Academic journal article Wagadu: a Journal of Transnational Women's and Gender Studies

Two (Out)bidding Women: Public Procurement Reform Diffusion and Gender Equality in Africa

Academic journal article Wagadu: a Journal of Transnational Women's and Gender Studies

Two (Out)bidding Women: Public Procurement Reform Diffusion and Gender Equality in Africa

Article excerpt

"We will increase transparency and equal participation in the budgeting process, and promote gender responsive budgeting and tracking. We will establish transparent public procurement frameworks as a strategic tool to reinforce sustainable development."

2015 Addis Ababa Action Agenda of the Third International Conference on Financing for Development

"Concerning gender inequality, which is the most important component of social inequality in African states, the international institutions are the most conservative par excellence."

Tukumbi Lumumba-Kasongo

"As the site of actions shifts, so equality agendas must be renegotiated."

Janet Newman


Are African states bidding for or against gender equality in government outsourcing schemes for the procurement of public works, goods and services? What in the governance of public services provision could be accounted for as continuity of progressive change or setback for gender equality when government outsources its function? Recent scholarship in political science shows the status of women has become a global norm and an indicator of development that speaks to the homogenization of an international society. It is widely recognized that economic arrangements that exclude women's participation are detrimental to the overall economic growth of nation-states. Scholars have interpreted the spectacular transformation of women-states relations (women's suffrage, sex quota laws, and women's representation in national policy bureaus) as implying the victory of individualization and of the state as the chief mode of political organization (Towns, 2010). Since 2010, the proportion of seats in a single or lower chamber held by women in national parliaments in Africa, South of the Sahara (all income combined), has been either higher than or equal to global average (World Bank, 2015). As of August 2015, women in national parliaments (both houses combined) represented about 23 percent of World average. Yet, sixteen African states located South of the Sahara make up the top 50 list of countries whose women's representation is higher than 24 percent in national parliaments (IPU, 2015). Not only has universal suffrage been adopted everywhere on the continent, but Liberia, Burundi, Gabon, Malawi, Mauritius, the Central African Republic, and Zambia have joined a small circle of states headed by women albeit with different mandates. Cultural attitudes toward women and structural barriers against their inclusion in public leadership positions are changing thanks to women's organizing and international efforts to bring about gender equality worldwide (Rupp, 1997; True, 2001; Inglehart & Norris, 2003).

Change in the core functions of the state through outsourcing schemes, however, forces us to query the resilience of gender equality as a key normative variable for policy diffusion within the international society.

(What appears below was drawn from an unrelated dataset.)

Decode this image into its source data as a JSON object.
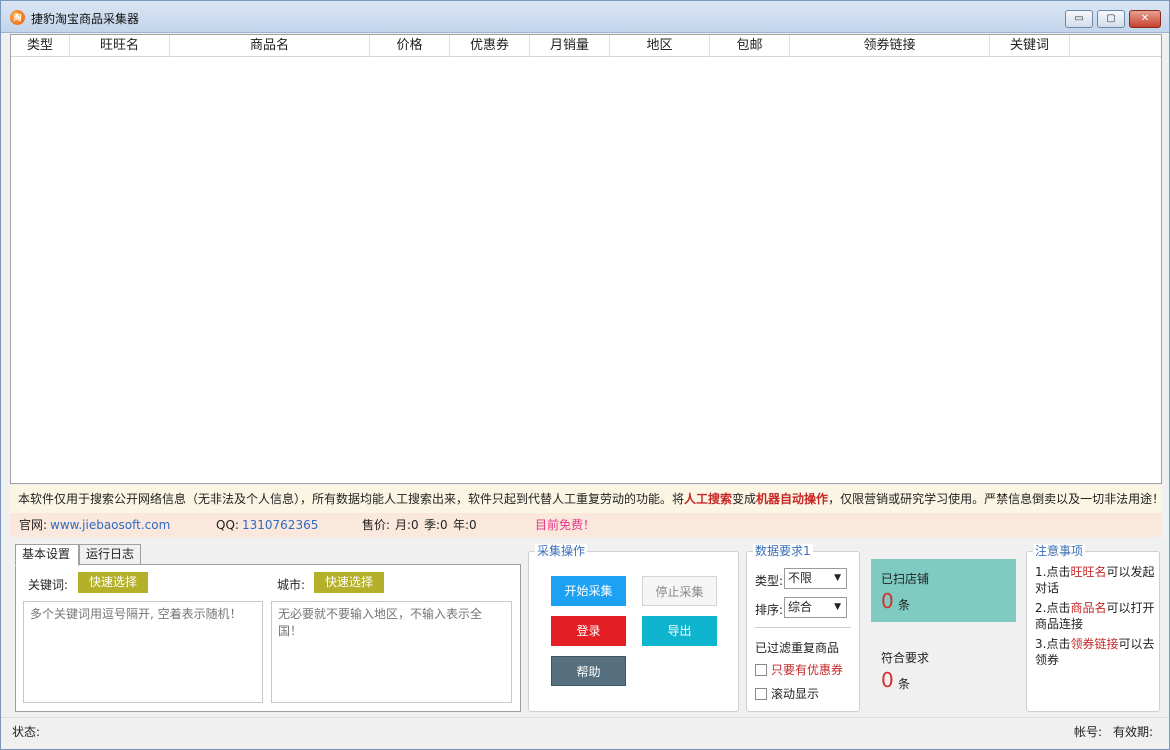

This essay is concerned with the challenges and opportunities at the intersection of global pressure for policy reform in public procurement1 and national priorities for gender equality. Public procurement is one way in which governments purchase from the profit and nonprofit private sectors, the goods and services they need to fulfill their public mission.2 How African states have reacted to international pressure to reform public procurement will be made obvious in this contribution. Focus, however, is on the trajectories that gender equality has taken within the context of government outsourcing in Africa. Far from gender norm emulation, global liberal public procurement reform has mainly been diffused in Africa through pressure from international institutions and stronger states. This pattern of policy diffusion, however, works paradoxically with regard to women and gender equality. While it effectively footnotes the gender concerns of women as users of public works, goods, and services, it simultaneously, but selectively hails entrepreneurial categories of gender performance and production by women. …

Search by... Author
Show... All Results Primary Sources Peer-reviewed


An unknown error has occurred. Please click the button below to reload the page. If the problem persists, please try again in a little while.